- **TO DO**
Could you filter the records below and keep only the lines with the word "screenshot"?

- **GIVEN ENTRIES**
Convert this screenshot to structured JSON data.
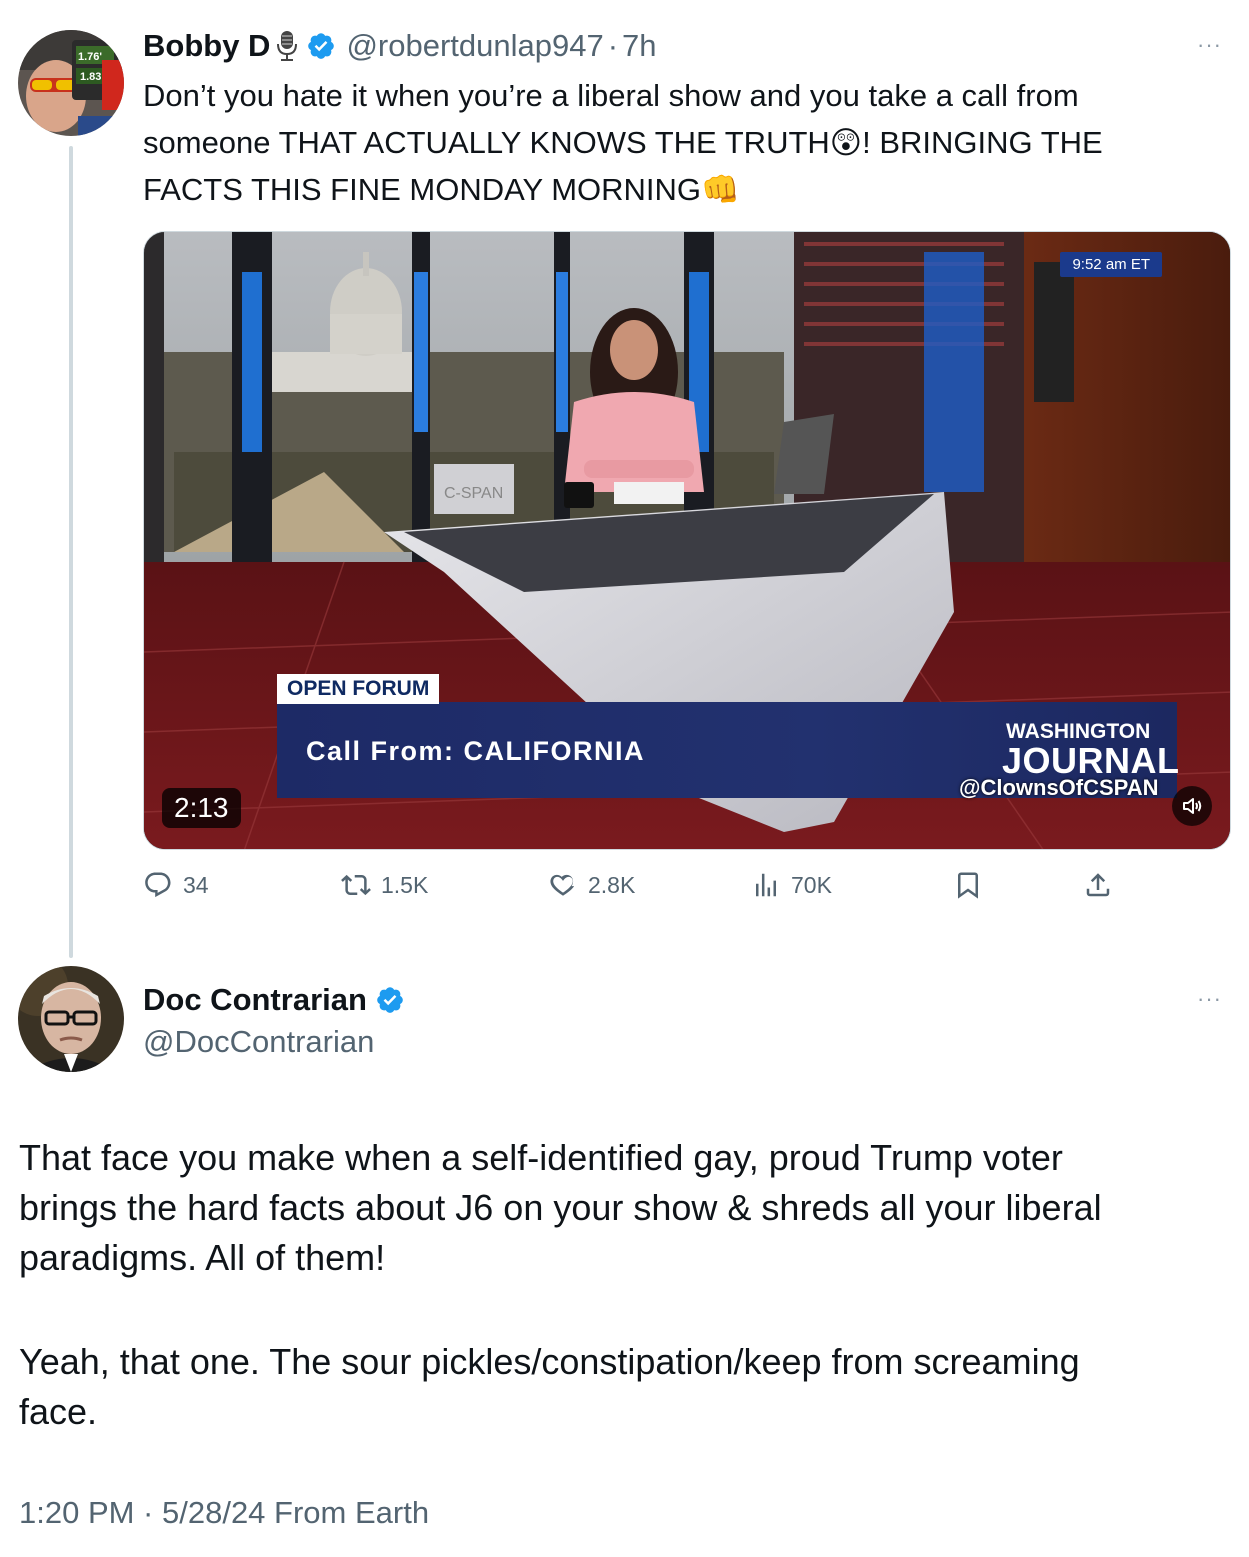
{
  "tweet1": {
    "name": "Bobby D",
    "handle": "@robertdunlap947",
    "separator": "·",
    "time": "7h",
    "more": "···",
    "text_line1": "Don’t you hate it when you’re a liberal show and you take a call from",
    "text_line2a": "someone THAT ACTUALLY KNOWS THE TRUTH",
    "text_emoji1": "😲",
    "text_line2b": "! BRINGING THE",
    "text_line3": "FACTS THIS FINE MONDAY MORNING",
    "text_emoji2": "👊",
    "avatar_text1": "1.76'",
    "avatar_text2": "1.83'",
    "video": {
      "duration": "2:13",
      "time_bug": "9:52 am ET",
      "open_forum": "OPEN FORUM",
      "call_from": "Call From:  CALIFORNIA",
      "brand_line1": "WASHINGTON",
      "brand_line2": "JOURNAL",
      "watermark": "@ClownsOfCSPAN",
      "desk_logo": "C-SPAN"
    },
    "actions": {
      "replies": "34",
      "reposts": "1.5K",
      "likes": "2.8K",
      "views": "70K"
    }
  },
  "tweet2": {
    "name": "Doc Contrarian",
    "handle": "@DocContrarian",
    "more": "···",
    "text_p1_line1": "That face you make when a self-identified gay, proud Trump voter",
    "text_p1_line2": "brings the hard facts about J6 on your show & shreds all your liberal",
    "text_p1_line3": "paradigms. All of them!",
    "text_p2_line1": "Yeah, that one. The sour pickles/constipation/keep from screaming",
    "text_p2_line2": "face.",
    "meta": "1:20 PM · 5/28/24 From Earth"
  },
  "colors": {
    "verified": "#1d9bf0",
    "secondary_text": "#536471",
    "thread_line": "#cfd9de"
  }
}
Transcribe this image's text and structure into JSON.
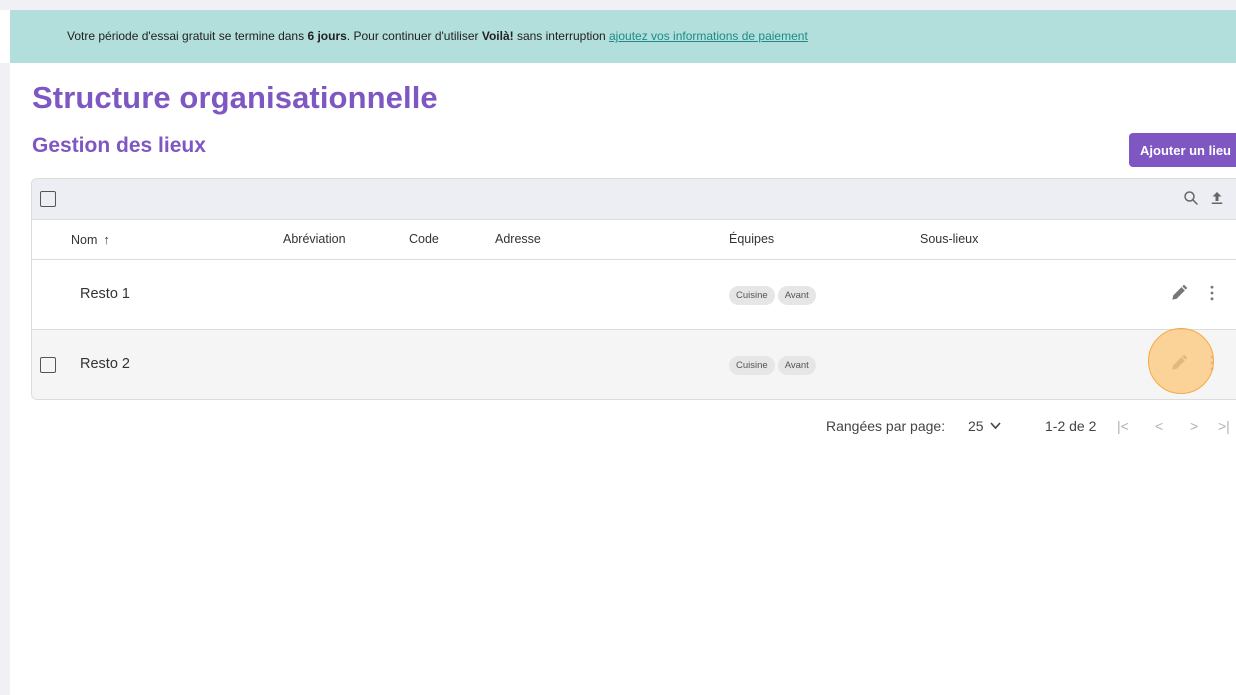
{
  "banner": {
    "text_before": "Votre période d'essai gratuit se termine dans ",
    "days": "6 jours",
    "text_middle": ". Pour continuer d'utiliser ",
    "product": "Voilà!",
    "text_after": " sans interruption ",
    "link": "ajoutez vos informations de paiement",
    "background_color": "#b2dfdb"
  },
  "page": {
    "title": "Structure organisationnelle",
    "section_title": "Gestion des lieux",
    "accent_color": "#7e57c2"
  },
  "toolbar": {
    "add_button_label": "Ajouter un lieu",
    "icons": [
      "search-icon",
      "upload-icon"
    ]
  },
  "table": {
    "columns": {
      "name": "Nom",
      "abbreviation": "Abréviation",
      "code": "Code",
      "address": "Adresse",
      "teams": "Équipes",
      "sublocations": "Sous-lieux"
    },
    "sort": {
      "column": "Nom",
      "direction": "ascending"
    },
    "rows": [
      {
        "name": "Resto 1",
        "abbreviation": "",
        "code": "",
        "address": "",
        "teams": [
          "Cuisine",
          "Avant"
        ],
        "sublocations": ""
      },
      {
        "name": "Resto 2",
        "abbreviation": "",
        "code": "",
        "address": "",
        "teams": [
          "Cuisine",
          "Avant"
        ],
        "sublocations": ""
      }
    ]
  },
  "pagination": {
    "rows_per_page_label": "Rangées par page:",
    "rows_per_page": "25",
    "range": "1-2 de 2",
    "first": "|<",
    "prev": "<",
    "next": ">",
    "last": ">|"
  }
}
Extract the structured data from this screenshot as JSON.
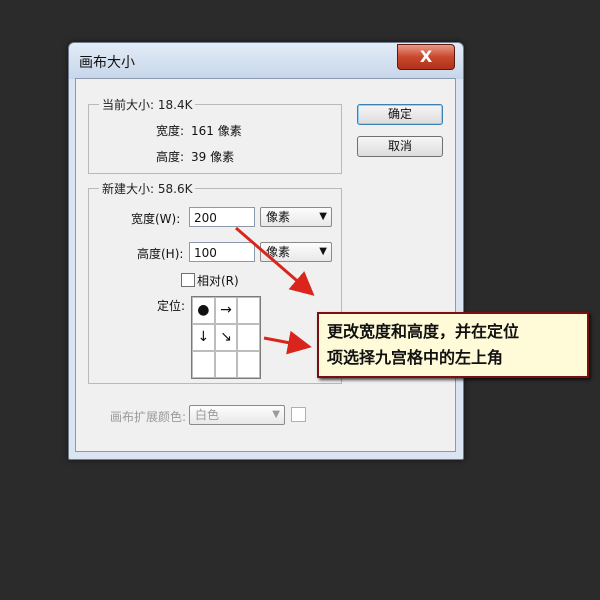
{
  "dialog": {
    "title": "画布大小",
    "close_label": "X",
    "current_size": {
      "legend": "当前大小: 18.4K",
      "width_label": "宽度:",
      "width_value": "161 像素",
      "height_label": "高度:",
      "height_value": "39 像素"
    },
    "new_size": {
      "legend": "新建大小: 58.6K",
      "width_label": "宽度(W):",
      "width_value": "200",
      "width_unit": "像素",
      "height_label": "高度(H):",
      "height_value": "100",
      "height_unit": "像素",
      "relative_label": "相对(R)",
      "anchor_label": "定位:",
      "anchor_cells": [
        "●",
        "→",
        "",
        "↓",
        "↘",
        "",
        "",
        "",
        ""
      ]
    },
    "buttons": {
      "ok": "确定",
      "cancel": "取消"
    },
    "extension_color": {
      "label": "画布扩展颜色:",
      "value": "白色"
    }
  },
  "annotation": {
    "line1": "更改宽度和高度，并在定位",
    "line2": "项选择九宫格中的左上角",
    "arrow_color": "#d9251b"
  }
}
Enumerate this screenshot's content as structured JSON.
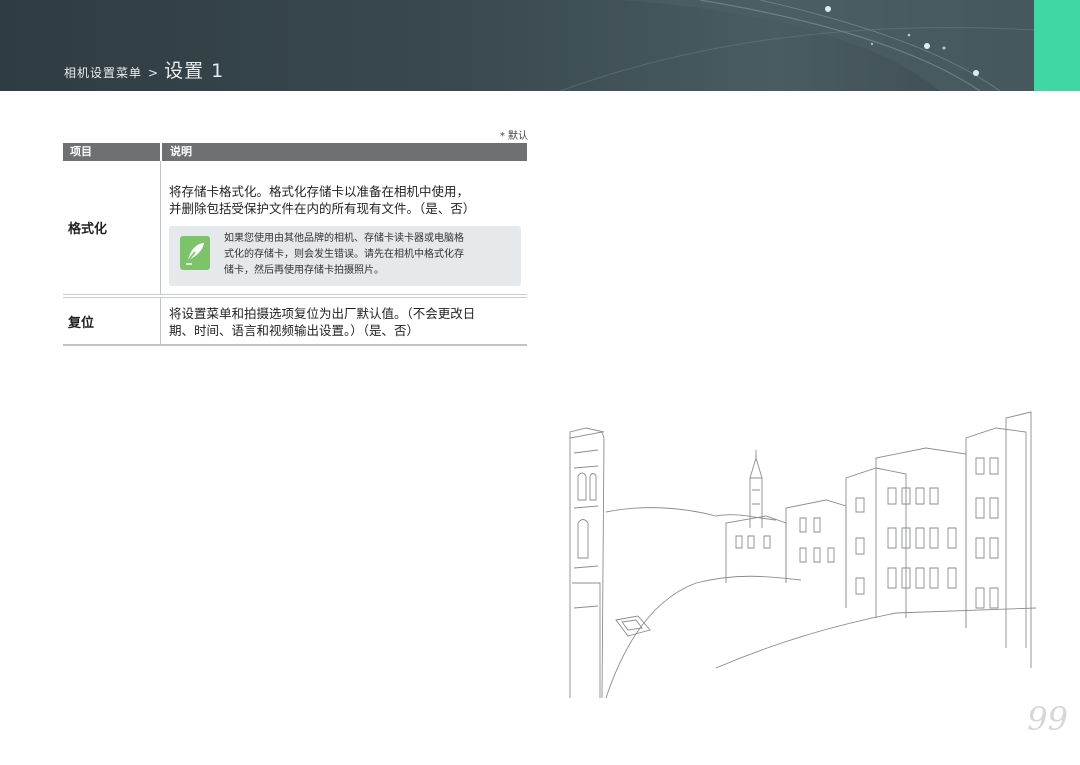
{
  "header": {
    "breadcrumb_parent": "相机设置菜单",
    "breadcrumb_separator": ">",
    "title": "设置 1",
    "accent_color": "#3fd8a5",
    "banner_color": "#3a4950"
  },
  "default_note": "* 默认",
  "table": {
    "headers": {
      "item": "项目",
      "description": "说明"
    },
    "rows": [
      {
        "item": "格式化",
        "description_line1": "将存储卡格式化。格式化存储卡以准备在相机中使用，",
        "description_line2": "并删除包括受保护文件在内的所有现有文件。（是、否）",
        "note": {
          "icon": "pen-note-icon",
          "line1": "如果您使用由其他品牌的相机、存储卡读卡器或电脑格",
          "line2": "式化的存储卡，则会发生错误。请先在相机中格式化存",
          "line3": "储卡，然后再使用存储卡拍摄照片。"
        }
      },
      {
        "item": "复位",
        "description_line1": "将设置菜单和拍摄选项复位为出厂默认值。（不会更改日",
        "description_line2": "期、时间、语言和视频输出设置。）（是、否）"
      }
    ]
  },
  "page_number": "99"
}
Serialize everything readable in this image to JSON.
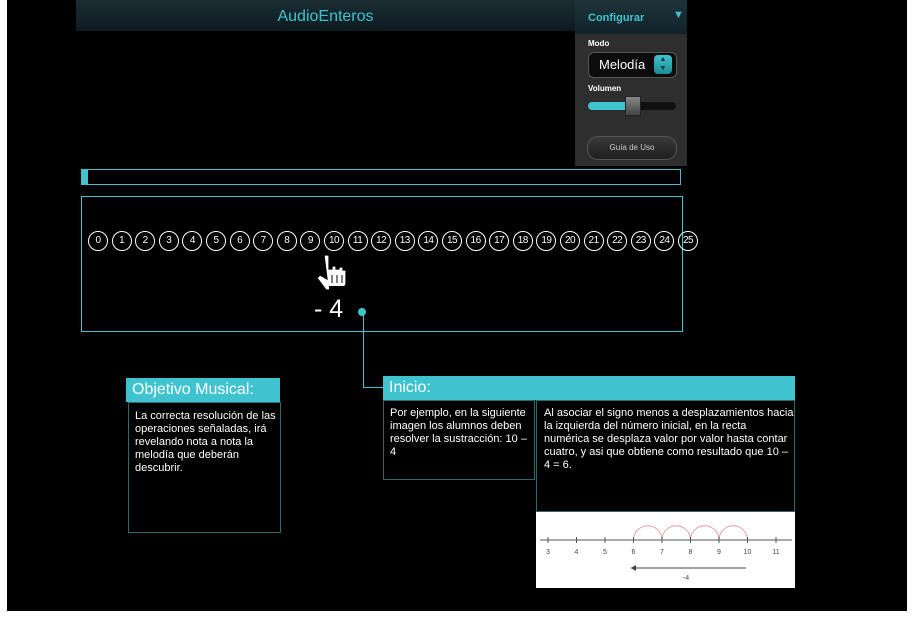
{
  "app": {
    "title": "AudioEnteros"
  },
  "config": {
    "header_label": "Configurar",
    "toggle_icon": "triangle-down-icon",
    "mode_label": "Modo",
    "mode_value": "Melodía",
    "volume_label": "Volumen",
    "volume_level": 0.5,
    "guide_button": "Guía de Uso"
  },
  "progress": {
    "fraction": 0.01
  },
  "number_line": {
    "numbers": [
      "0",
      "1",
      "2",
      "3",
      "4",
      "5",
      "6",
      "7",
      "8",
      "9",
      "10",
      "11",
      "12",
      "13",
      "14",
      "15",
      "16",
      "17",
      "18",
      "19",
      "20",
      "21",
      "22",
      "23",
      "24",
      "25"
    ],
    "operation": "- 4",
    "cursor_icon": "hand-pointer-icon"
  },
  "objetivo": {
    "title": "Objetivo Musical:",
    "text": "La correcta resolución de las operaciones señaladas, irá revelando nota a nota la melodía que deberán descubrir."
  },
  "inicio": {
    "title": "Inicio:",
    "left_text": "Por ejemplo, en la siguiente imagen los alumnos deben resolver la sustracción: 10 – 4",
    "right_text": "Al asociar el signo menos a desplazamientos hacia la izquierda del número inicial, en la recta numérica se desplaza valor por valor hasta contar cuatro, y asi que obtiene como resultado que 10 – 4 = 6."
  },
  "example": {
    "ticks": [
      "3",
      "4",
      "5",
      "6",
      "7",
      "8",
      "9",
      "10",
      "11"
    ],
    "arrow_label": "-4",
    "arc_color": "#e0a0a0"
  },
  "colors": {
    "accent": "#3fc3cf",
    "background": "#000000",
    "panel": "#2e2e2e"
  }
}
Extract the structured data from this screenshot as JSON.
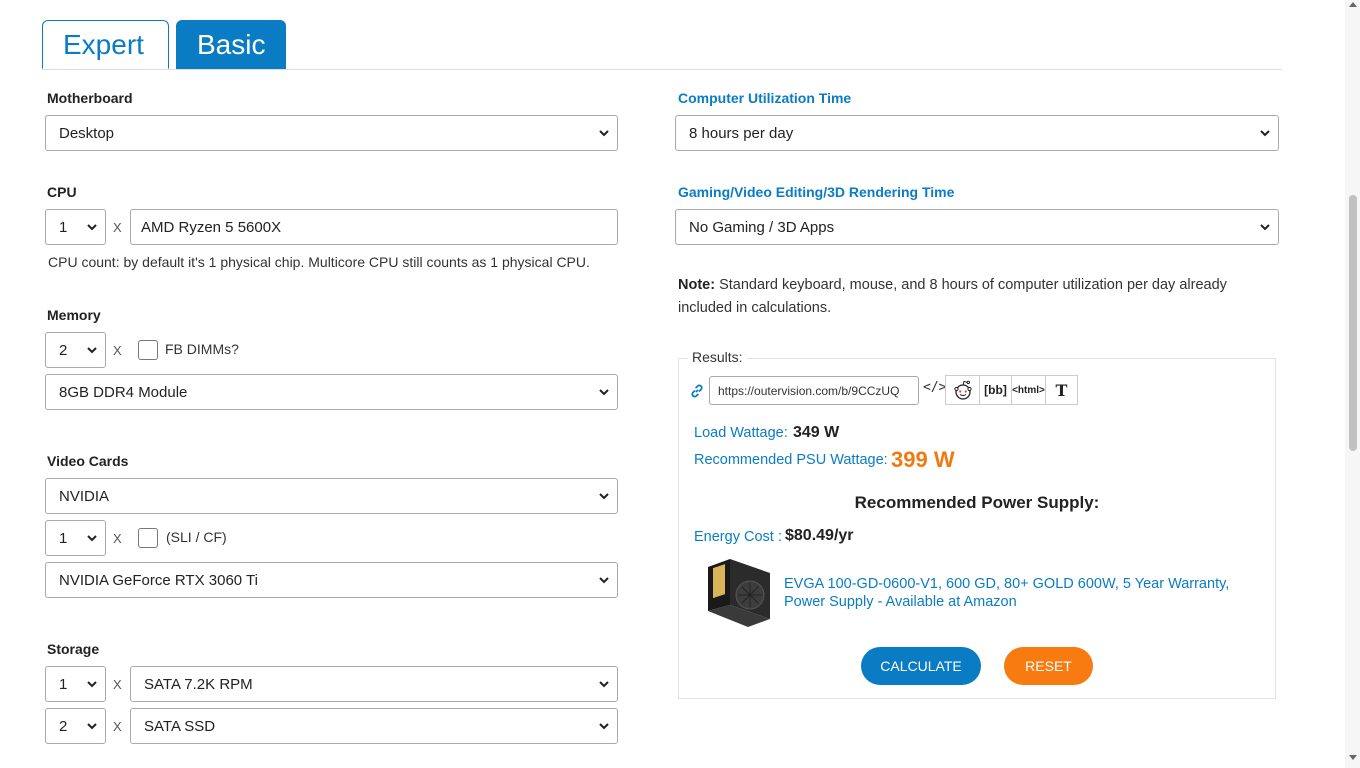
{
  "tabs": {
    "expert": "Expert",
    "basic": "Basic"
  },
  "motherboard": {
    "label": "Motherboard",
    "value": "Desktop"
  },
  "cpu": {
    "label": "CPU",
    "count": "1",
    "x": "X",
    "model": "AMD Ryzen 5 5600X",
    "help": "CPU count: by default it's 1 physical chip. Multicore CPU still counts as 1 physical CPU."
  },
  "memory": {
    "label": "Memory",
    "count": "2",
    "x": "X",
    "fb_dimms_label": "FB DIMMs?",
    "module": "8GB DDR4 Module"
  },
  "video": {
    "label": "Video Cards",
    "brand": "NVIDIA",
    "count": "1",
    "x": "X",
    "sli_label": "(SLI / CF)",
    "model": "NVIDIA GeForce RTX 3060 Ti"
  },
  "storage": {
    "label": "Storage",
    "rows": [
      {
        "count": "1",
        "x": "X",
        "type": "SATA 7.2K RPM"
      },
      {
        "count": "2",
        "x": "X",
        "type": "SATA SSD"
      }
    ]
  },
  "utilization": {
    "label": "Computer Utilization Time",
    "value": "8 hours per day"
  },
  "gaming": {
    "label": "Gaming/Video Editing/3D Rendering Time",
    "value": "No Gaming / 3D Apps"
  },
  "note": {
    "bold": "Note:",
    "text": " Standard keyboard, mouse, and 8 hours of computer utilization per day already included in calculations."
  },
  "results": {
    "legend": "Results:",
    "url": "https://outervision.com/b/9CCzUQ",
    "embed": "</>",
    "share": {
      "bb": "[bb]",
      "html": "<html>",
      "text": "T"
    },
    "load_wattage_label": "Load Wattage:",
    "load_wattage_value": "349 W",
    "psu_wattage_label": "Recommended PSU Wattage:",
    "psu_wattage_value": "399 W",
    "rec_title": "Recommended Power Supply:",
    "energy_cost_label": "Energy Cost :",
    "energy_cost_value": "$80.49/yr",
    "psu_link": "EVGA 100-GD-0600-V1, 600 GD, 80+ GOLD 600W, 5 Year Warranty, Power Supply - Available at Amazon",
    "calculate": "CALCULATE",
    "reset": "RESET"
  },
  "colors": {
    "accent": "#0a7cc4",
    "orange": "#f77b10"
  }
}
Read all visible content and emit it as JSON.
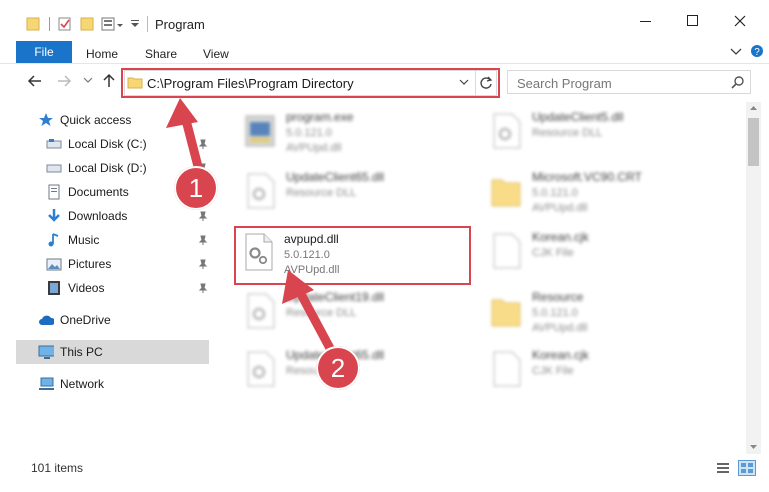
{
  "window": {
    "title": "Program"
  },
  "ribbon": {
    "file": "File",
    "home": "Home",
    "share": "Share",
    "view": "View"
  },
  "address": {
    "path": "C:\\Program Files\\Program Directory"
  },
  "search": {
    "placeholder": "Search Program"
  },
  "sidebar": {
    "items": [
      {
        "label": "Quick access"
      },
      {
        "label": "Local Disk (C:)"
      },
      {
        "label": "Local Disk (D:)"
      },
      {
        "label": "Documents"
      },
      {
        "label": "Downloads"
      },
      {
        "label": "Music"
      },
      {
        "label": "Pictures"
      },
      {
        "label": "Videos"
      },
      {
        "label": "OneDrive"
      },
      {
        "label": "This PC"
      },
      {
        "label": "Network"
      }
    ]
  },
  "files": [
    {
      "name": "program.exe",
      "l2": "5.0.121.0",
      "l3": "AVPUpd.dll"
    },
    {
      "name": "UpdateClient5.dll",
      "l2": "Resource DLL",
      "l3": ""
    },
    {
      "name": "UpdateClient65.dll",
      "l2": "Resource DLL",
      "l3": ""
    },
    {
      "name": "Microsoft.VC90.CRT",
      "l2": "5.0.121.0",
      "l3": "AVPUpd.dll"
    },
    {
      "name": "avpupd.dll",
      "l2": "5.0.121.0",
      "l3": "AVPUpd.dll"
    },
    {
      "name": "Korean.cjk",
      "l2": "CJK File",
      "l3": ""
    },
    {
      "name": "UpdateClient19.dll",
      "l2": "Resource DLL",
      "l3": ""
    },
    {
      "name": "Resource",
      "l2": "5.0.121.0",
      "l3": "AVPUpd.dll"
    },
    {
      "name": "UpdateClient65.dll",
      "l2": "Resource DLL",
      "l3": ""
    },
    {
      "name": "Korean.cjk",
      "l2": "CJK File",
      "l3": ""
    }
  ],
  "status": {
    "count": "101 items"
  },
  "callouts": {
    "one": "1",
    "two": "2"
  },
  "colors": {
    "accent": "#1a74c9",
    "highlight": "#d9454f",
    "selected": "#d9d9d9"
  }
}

- **COMPLETED EXERCISE**
Convert this screenshot to structured JSON data.
Extract the structured data from this screenshot as JSON.
Enumerate this screenshot's content as structured JSON.
Extract the structured data from this screenshot as JSON.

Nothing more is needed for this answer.